If you are arrested for drunk driving in Michigan, you will be required to take a chemical test (i.e., a breath test at the station/Datamaster) to determine your bodily alcohol content (BAC). Under Michigan’s Implied Consent Law, all drivers are considered to have given their consent to this test. This law does not apply to “PBT” testing, or roadside testing. Refusing a PBT test is simply a fine up to $150.00 with no driver license sanctions or points. However, persons under age 21 who refuse to take the PBT will receive two points on their driver record.
If you refuse a chemical test, a police officer will fill out an “Officer’s Report of Refusal to Submit to a Chemical Test”.
Refusal to consent to chemical tests will automatically result in a one year suspension for a first refusal and a two year suspension for a second refusal in seven years. Also, six points will be added to your driving record and your license.
A person who wishes to contest the Implied Consent refusal penalties must request a hearing in writing with the Driver License Appeal Division within 14 days of the officer’s notice of refusal. A Request for Hearing can be found here. Failure to request a hearing within 14 days will result in automatic suspension of your driving privileges. If a timely request for hearing is made, the suspension is “stayed” until the matter is resolved at the DAAD hearing.
At the hearing, the following four issues will be addressed:
- Did the police officer have reasonable grounds to believe you committed the crime of drunk driving or another related offense? (See MCLA 257.625(c)(1) for the list of other offenses that are included under this section)
- Were you placed under arrest for drunk driving (or another drunk-driving related offense listed in MCLA 257.625(c)(1))?
- Did you reasonably refuse to submit to the chemical test offered to you by the officer?
- Were you advised of your chemical test rights?
Whether or not you were actually driving drunk at the time is irrelevant. Even if you prove in Court that you weren’t, the suspension for refusal will still stand.
If the suspension does stand, and you wish not to contest the ruling of the Secretary of State, you will not be allowed to drive for any reason unless restricted driving is allowed by Circuit Court. First offenders can petition Circuit Court for restricted license on the basis of hardship. See MCL 257.323(3). You are simply asking the higher court to give you a permit to drive to and from work. There are no hardship appeals for a restricted license on your second refusal. Appeals have to be made to the Circuit Court for the County in which the petitioner was arrested. They are to be filed within 63 days after the final determination is made (182 days if good cause is shown). The Secretary of State must be notified not less than 20 days before the hearing date. A hardship appeal will require a good substance abuse evaluation.

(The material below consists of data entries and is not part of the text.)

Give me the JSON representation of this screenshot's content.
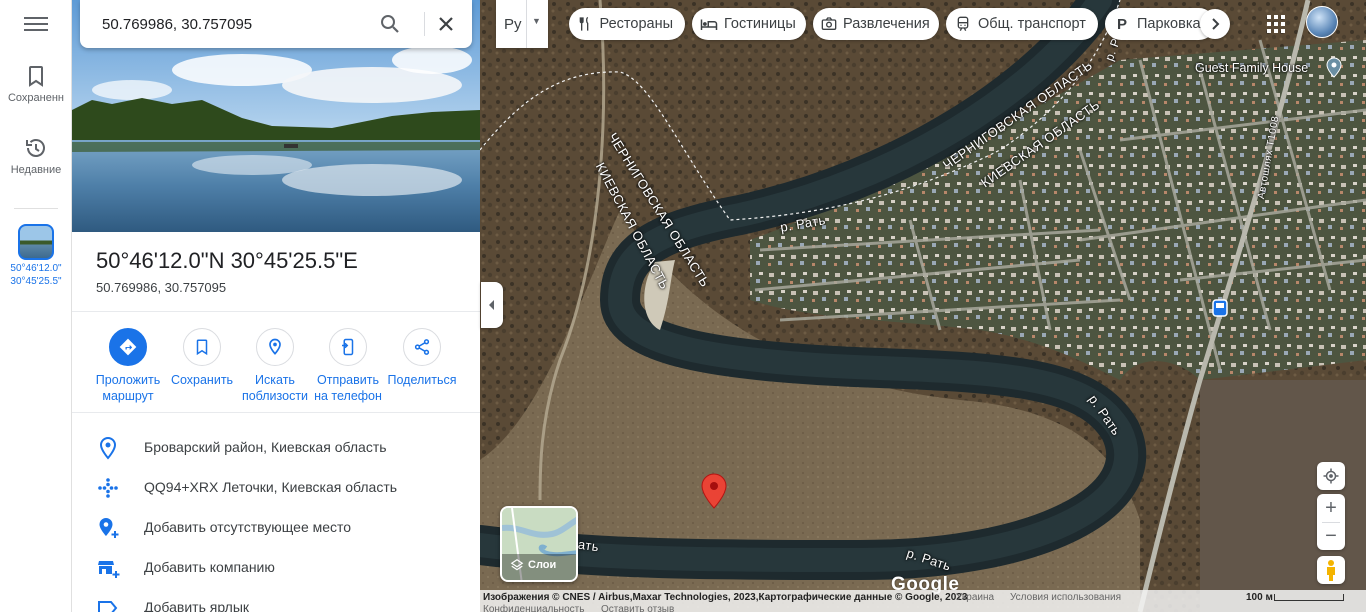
{
  "search": {
    "value": "50.769986, 30.757095",
    "search_icon": "search-icon",
    "close_icon": "close-icon"
  },
  "rail": {
    "menu_icon": "menu-icon",
    "items": [
      {
        "label": "Сохраненн",
        "icon": "bookmark-icon"
      },
      {
        "label": "Недавние",
        "icon": "history-icon"
      }
    ],
    "recent_label_line1": "50°46'12.0\"",
    "recent_label_line2": "30°45'25.5\""
  },
  "place": {
    "title": "50°46'12.0\"N 30°45'25.5\"E",
    "coords": "50.769986, 30.757095"
  },
  "actions": [
    {
      "label_line1": "Проложить",
      "label_line2": "маршрут",
      "icon": "directions-icon"
    },
    {
      "label_line1": "Сохранить",
      "label_line2": "",
      "icon": "bookmark-icon"
    },
    {
      "label_line1": "Искать",
      "label_line2": "поблизости",
      "icon": "nearby-icon"
    },
    {
      "label_line1": "Отправить",
      "label_line2": "на телефон",
      "icon": "send-to-phone-icon"
    },
    {
      "label_line1": "Поделиться",
      "label_line2": "",
      "icon": "share-icon"
    }
  ],
  "info_rows": [
    {
      "text": "Броварский район, Киевская область",
      "icon": "location-pin-icon"
    },
    {
      "text": "QQ94+XRX Леточки, Киевская область",
      "icon": "plus-code-icon"
    },
    {
      "text": "Добавить отсутствующее место",
      "icon": "add-place-icon"
    },
    {
      "text": "Добавить компанию",
      "icon": "add-business-icon"
    },
    {
      "text": "Добавить ярлык",
      "icon": "label-icon"
    }
  ],
  "map": {
    "lang_code": "Ру",
    "chips": [
      {
        "label": "Рестораны",
        "icon": "restaurant-icon"
      },
      {
        "label": "Гостиницы",
        "icon": "hotel-icon"
      },
      {
        "label": "Развлечения",
        "icon": "camera-icon"
      },
      {
        "label": "Общ. транспорт",
        "icon": "transit-icon"
      },
      {
        "label": "Парковка",
        "icon": "parking-icon"
      }
    ],
    "labels": {
      "region_chernigov_1": "ЧЕРНИГОВСКАЯ ОБЛАСТЬ",
      "region_kiev_1": "КИЕВСКАЯ ОБЛАСТЬ",
      "region_chernigov_2": "ЧЕРНИГОВСКАЯ ОБЛАСТЬ",
      "region_kiev_2": "КИЕВСКАЯ ОБЛАСТЬ",
      "river_1": "р. Рать",
      "river_2": "р. Рать",
      "river_3": "р. Рать",
      "river_4": "ать",
      "river_top": "р. Р",
      "road": "Автошлях Т1008",
      "poi": "Guest Family House"
    },
    "layers_label": "Слои",
    "logo": "Google",
    "footer": {
      "attribution": "Изображения © CNES / Airbus,Maxar Technologies, 2023,Картографические данные © Google, 2023",
      "country": "Украина",
      "terms": "Условия использования",
      "privacy": "Конфиденциальность",
      "feedback": "Оставить отзыв",
      "scale": "100 м"
    },
    "colors": {
      "pin": "#ea4335",
      "accent": "#1a73e8",
      "river": "#1e2a2e"
    }
  }
}
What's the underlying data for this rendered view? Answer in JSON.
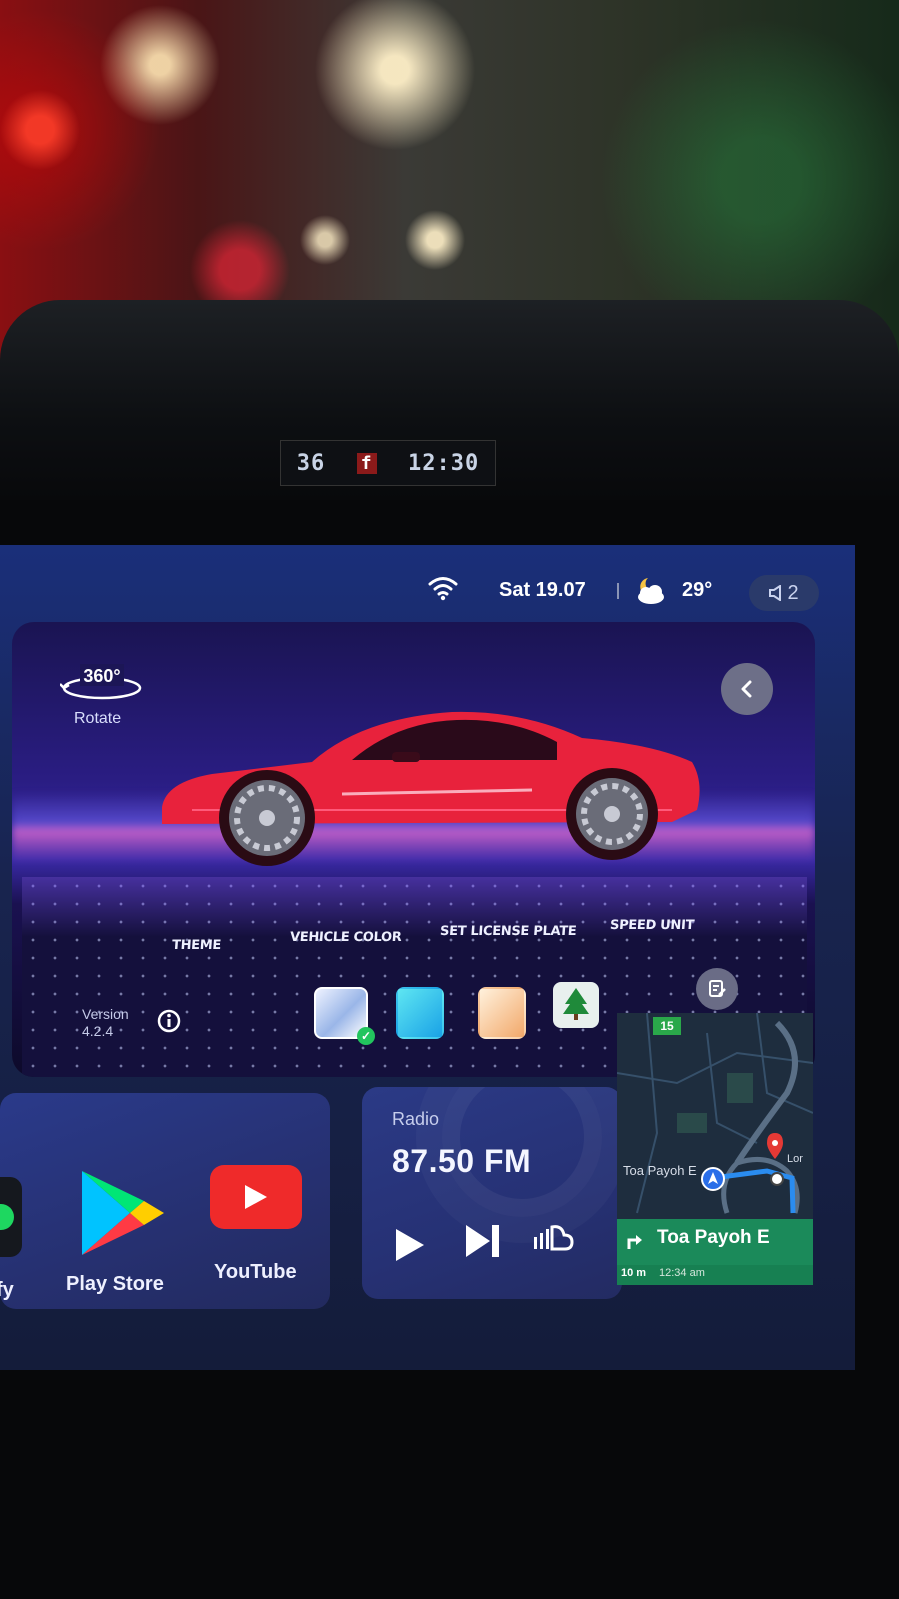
{
  "hud": {
    "left": "36",
    "badge": "f",
    "time": "12:30"
  },
  "status": {
    "wifi_icon": "wifi-icon",
    "date": "Sat 19.07",
    "weather_icon": "partly-cloudy-night-icon",
    "temperature": "29°",
    "volume_icon": "speaker-icon",
    "volume_level": "2"
  },
  "car_widget": {
    "rotate_badge": "360°",
    "rotate_label": "Rotate",
    "back_icon": "chevron-left-icon",
    "car_color": "#e8223c",
    "tabs": [
      {
        "label": "THEME"
      },
      {
        "label": "VEHICLE COLOR"
      },
      {
        "label": "SET LICENSE PLATE"
      },
      {
        "label": "SPEED UNIT"
      }
    ],
    "version_label": "Version",
    "version_number": "4.2.4",
    "theme_swatches": [
      {
        "name": "light-theme",
        "selected": true
      },
      {
        "name": "cyan-theme",
        "selected": false
      },
      {
        "name": "peach-theme",
        "selected": false
      },
      {
        "name": "christmas-tree-theme",
        "selected": false
      }
    ]
  },
  "apps": [
    {
      "label": "fy",
      "icon": "spotify-icon"
    },
    {
      "label": "Play Store",
      "icon": "play-store-icon"
    },
    {
      "label": "YouTube",
      "icon": "youtube-icon"
    }
  ],
  "radio": {
    "title": "Radio",
    "frequency": "87.50 FM",
    "controls": [
      "play-icon",
      "skip-next-icon",
      "soundcloud-icon"
    ]
  },
  "navigation": {
    "speed_limit": "15",
    "map_street": "Toa Payoh E",
    "map_label_right": "Lor",
    "next_street": "Toa Payoh E",
    "distance": "10 m",
    "eta": "12:34 am"
  }
}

If you wish to contest the ruling of the Secretary of State, you can file a meritorious appeal and ask the Circuit Court to overturn the Secretary of State’s decision completely. Meritorious appeals have to be made to the Circuit Court for the County in which the petitioner was arrested. They have to be filed within 63 days after the final determination is made (182 days if good cause is shown). The Secretary of State must be notified not less than 50 days before the hearing date and any supporting documents must be filed at least 50 days prior to the hearing date. The Circuit Court will only review the record prepared. The record includes the transcript, the documentation presented at the hearing, and the hearing officer’s order or the driving record. These documents will be reviewed to determine if the Secretary of State’s determination:
- was in violation of State of the Michigan or US Constitution, or
- exceeds the statutory authority or jurisdiction, or
- was based on unlawful procedure which was materially prejudicial, or
- was not supported by the facts, or
- was arbitrary, capricious or clearly an abuse of unwarranted exercise of discretion, or
- if the decision was affected by substantial and material errors of law
If you lose your hardship appeal or your meritorious appeal, or if you simply do not take any actions after refusing the Datamaster breath test, your license will be suspended and continue to be suspended for one full year. This suspension will be in addition to any suspension that results from your drunk driving case. However, to the extent the two suspensions overlap, they will run concurrently.
Good Luck! If you have any questions, please contact Aida Spahic at 248.624.5500 or email her at email@example.com.